OK. When you moved to New York, did you see a dif­fer­ence in the kind of men that you were meeting?

Oh my good­ness. Night and day. Yeah. It’s so fun­ny because me and my girl­friends still talk about that. Grow­ing up down south, your typ­i­cal guy is a south­ern gen­tle­men. He opens doors. He has man­ners. Some peo­ple might con­sid­er them pushovers. They’re def­i­nite­ly not pushovers, but they’re respect­ful. Not to say all men down south have it all togeth­er because they don’t but  they’re just a dif­fer­ent breed of men cut from a dif­fer­ent cloth. When I came to the city, I noticed that the east coast guys are a lit­tle rougher around the edge. They don’t real­ly cater to a woman. They don’t real­ly try to pur­sue a woman like the men down south. They’re a lot more aggres­sive which can be a turnoff when a woman is not used to that aggression.
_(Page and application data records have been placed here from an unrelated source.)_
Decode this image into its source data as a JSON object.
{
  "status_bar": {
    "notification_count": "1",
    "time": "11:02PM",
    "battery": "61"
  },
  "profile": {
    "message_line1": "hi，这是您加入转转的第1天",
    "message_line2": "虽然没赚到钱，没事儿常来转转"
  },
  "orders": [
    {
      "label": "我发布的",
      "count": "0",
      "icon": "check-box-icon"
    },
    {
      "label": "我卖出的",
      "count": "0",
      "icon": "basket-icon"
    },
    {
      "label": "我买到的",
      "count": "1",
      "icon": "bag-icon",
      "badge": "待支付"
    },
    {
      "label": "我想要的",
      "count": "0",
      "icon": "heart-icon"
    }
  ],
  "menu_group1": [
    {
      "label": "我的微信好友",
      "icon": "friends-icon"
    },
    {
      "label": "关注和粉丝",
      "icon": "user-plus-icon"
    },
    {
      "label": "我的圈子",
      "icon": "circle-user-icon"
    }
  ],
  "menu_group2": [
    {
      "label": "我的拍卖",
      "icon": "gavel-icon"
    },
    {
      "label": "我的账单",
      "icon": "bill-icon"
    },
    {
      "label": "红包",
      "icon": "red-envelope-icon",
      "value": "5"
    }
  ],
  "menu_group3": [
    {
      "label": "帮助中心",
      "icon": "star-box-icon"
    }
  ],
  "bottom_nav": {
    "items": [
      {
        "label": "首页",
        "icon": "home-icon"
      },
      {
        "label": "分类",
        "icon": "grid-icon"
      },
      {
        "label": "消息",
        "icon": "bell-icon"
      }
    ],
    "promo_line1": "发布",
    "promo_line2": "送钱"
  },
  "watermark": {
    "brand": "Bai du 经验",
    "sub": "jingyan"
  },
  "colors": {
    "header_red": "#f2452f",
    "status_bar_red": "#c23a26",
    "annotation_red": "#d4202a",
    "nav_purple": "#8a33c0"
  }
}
That was actu­al­ly going to be my next ques­tion. Is there any­thing you can pin­point as an imme­di­ate turnoff? You don’t like the aggression?

I don’t mind aggres­sion but it needs to be a sub­tle aggres­sion. You don’t need to be all up in my face. You don’t need to danielle evans 3man han­dle me. There’s a time and place for every­thing.  I had a guy one time who always ref­er­enced me as a bitch when he was talk­ing to me. For him, grow­ing up [in New York] he thought that was ok. But no, that’s not ok.

Sex on a first date. Yes or no?

Absolute­ly not.

Ok. [I laugh] Do you want to qual­i­fy that?

If you are look­ing to get mar­ried, why are you giv­ing every­thing away on a first date? Sex clouds a lot of things. With sex, you tend to get emo­tion­al­ly attached and you don’t get to know the true per­son because its cloud­ed by lust and the feel of it and the excite­ment of it. I always say if you can be celi­bate and be in a rela­tion­ship than that’s a win win. If you can get into an argu­ment and then fig­ure it out with­out hav­ing make up sex, you’re on the right road.  Sex doesn’t always fix every­thing. For me, I found that sex often com­pli­cates things.

Any oth­er advice you want to give to men look­ing to set­tle down with a spe­cial some­one, any­thing that he should be doing dif­fer­ent­ly to find her?

I would say that if you’re doing the same things repeat­ed­ly and you’re look­ing for some­thing dif­fer­ent, then that could be a major prob­lem. You have to do some­thing dif­fer­ent in order to get a dif­fer­ent result. I think that men need to go back to pur­su­ing a woman and respect­ing every­thing about her. It shouldn’t be about sex. Have lengthy con­ver­sa­tions. Get to know her before you com­mit or even before you run. It’s impor­tant to get back to days of hav­ing long con­ver­sa­tions and real­ly get­ting to know her before you throw the baby out with the wash because she did some­thing that was a red flag for you. Pur­sue her a lit­tle while longer. Get to know her inter­ests and what makes her tick or what ticks her off. Lis­ten to her. Be spon­ta­neous and do the things that she’s not used to… in a good way.